The Budějovický Budvar offers one hour guided tours Monday through Friday at 2 pm between April and October. During the rest of the year, tours are available at 2 pm Tuesday through Friday. Tours are offered in Czech, English, and German. It is usually okay to show up, but it is a good idea to call ahead to the Budvar Visitor’s Center at the brewery to reserve a place on one of the tours. Tours cost 100 CZK per person. Visit www.budweiserbudvar.cz for more details.
The brewery is 3km north of the main square. To reach the brewery, take the no. 2 trolleys or catch a cab from the town square for about 150 CZK.
Each August, České Budějovice hosts the country’s largest International Agricultural Show and many other smaller exhibitions and festivals year-round. These festivals offer up some great opportunities, especially for visiting urbanites, to know the Czech Republic’s farming culture. Check www.vcb.cz for details.
Tourist Information Center
České Budějovice’s Tourist Information Center is located at Náměstí Přemysla Otakara II, next to the historic town hall. It has maps and guidebooks and can assist with finding lodgings. The office is open Monday to Friday from 9 am to 6 pm, on Saturdays from 8:30 am to 5 pm, and Sundays from 10 am to 4 pm. In the winter, the office is open Mondays and Wednesdays from 9 am to 5 pm; Tuesdays, Thursdays, and Fridays from 9 am to 6 pm; and Saturdays from 9 am to 1 pm. Information Centre also has free internet. Visit www.c-budejovice.cz for more information.
Most hotels, restaurants, and attractions can be found around České Budějovice’s circular Staré Město (Old Town) and Náměstí Přemysla Otakara II, the Czech Republic’s largest cobblestone square.
Daily express trains from Prague make the trip to České Budějovice in about two-and-a-half hours. The fare is 320 CZK for a first-class ticket and 222 CZK for a second class ticket.
Several express buses run from Prague’s Roztyly station on the metro’s C-line each day and take three hours to reach České Budějovice.
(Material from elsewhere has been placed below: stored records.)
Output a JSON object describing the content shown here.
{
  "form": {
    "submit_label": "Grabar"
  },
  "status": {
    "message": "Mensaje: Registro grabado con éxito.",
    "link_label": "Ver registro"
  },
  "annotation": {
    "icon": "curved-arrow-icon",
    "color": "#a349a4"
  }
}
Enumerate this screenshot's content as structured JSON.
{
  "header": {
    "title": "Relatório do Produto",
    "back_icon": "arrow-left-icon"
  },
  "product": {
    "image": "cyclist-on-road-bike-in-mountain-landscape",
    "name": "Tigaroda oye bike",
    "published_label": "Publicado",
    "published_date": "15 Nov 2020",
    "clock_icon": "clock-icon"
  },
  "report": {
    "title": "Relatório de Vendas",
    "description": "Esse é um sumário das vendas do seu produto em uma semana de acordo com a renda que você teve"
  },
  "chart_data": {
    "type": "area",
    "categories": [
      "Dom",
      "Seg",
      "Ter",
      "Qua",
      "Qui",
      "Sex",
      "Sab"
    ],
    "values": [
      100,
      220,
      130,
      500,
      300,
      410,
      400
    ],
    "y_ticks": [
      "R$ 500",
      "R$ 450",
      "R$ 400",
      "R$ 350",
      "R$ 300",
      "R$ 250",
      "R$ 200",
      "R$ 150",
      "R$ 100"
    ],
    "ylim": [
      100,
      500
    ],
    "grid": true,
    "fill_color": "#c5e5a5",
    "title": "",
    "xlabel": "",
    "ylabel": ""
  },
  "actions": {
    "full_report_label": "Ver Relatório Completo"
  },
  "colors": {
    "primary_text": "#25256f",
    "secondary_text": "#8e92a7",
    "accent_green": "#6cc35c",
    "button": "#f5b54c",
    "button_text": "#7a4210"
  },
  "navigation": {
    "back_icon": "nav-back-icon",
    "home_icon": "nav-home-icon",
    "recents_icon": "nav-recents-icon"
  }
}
Tickets cost about 160 CZK. Another option is to take the Student Bus, which stops in České Budějovice on the way to Cesky Krumlov. Buy tickets from the bus driver.
If you are driving, leave Prague going south on the main D1 expressway and take the exit for Highway E55, which runs straight to České Budějovice. The trip takes about one-and-a-half hours.
Tip: Hluboká Castle is a popular day trip from České Budějovice. Buses leave for the main square in Hluboká nad Vltavou at 30 to 60-minute intervals. The journey takes around 20 minutes.
Hluboká Castle was rebuilt in the spirit of the romantic English Gothic style, based on the royal Windsor Castle. It was the wish of countess Elizabeth Schwarzenberg, who was invited in 1837 to Queen Victoria’s coronation in England, where she had the opportunity to see the royal castle. After her arrival at Hluboká, she persuaded her husband to reconstruct their palace into the castle seen in Windsor. It is a rare example of English architecture in Bohemia. Inside, there are magnificent collections of furniture, tapestries, porcelain, paintings and weapons. In particular, it is worth taking note of all the wood details. It is one of the wealthiest and most beautiful Czech castles, visited by thousands of tourists each year. Castle entrance fee is from 40 to 230 CZK per person.